# Your objective
Among the entries that follow, how many lines contain the string "Config"? Answer with that number only.

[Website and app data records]
*-*-*

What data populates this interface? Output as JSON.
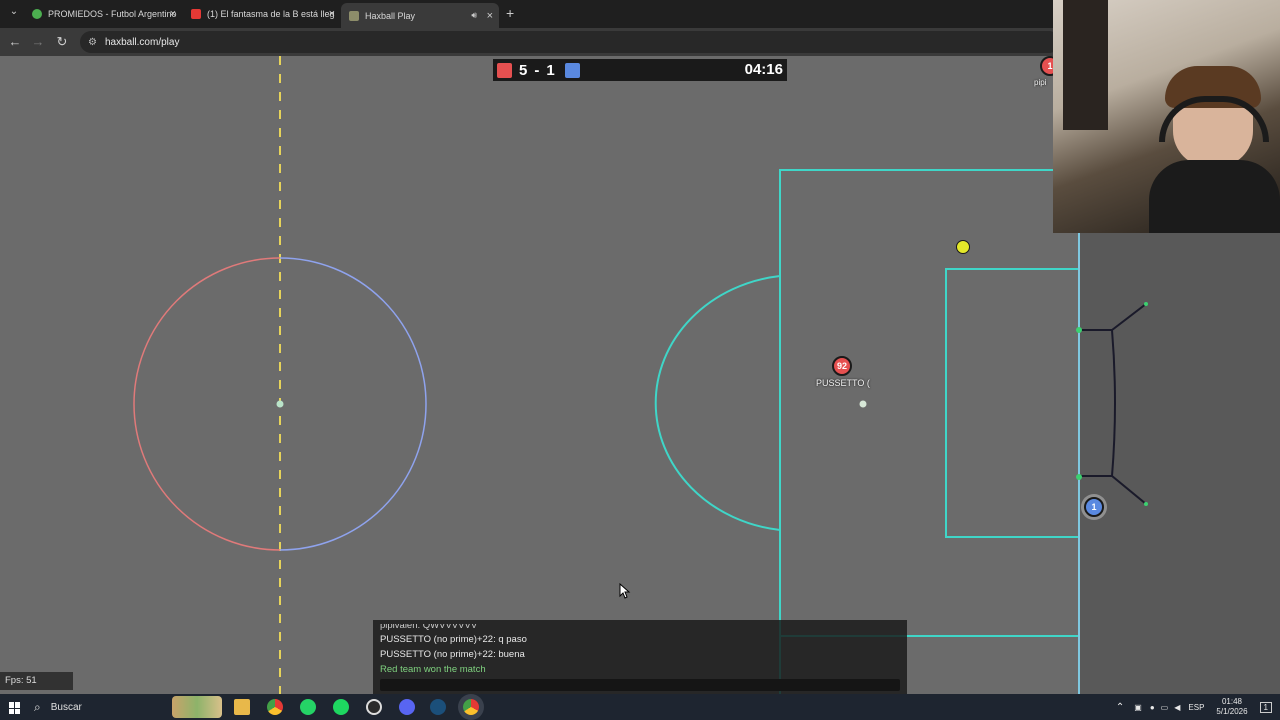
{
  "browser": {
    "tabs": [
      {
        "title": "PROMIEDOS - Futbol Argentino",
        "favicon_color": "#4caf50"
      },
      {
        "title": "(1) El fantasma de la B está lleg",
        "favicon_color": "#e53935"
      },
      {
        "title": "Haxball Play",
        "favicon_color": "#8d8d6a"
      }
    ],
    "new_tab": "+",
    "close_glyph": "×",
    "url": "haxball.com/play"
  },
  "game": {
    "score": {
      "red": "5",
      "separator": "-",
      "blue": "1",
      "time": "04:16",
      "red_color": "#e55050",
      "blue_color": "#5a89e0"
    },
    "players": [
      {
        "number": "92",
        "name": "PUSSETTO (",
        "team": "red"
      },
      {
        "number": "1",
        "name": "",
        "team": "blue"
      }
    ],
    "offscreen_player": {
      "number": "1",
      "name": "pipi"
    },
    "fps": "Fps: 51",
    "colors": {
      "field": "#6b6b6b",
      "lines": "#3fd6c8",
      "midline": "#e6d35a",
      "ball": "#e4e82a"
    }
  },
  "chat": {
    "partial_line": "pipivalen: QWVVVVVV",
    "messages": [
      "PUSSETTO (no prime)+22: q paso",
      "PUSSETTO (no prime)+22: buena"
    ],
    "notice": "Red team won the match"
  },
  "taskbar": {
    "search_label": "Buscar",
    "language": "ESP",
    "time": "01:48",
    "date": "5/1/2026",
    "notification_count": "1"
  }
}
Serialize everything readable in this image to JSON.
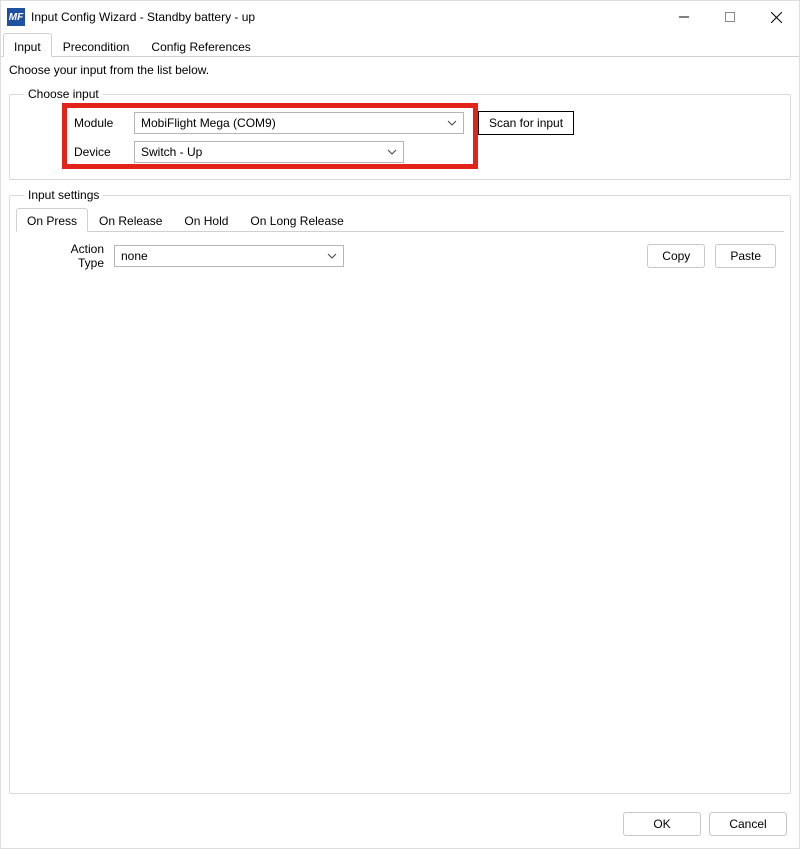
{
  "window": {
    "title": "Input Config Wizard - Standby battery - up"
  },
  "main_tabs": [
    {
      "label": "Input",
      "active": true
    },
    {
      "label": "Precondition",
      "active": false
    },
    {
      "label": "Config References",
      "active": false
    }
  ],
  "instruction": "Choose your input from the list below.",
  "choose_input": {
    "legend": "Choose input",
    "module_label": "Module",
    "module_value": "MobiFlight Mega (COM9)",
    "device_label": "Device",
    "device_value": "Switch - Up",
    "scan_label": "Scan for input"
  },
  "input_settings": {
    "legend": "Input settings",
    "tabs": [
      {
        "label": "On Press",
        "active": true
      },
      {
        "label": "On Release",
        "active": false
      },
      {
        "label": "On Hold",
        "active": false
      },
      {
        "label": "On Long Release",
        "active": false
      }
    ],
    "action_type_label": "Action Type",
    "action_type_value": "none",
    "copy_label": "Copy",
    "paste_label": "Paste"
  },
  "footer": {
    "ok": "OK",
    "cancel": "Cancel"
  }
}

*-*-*

# Answer to this exercise
2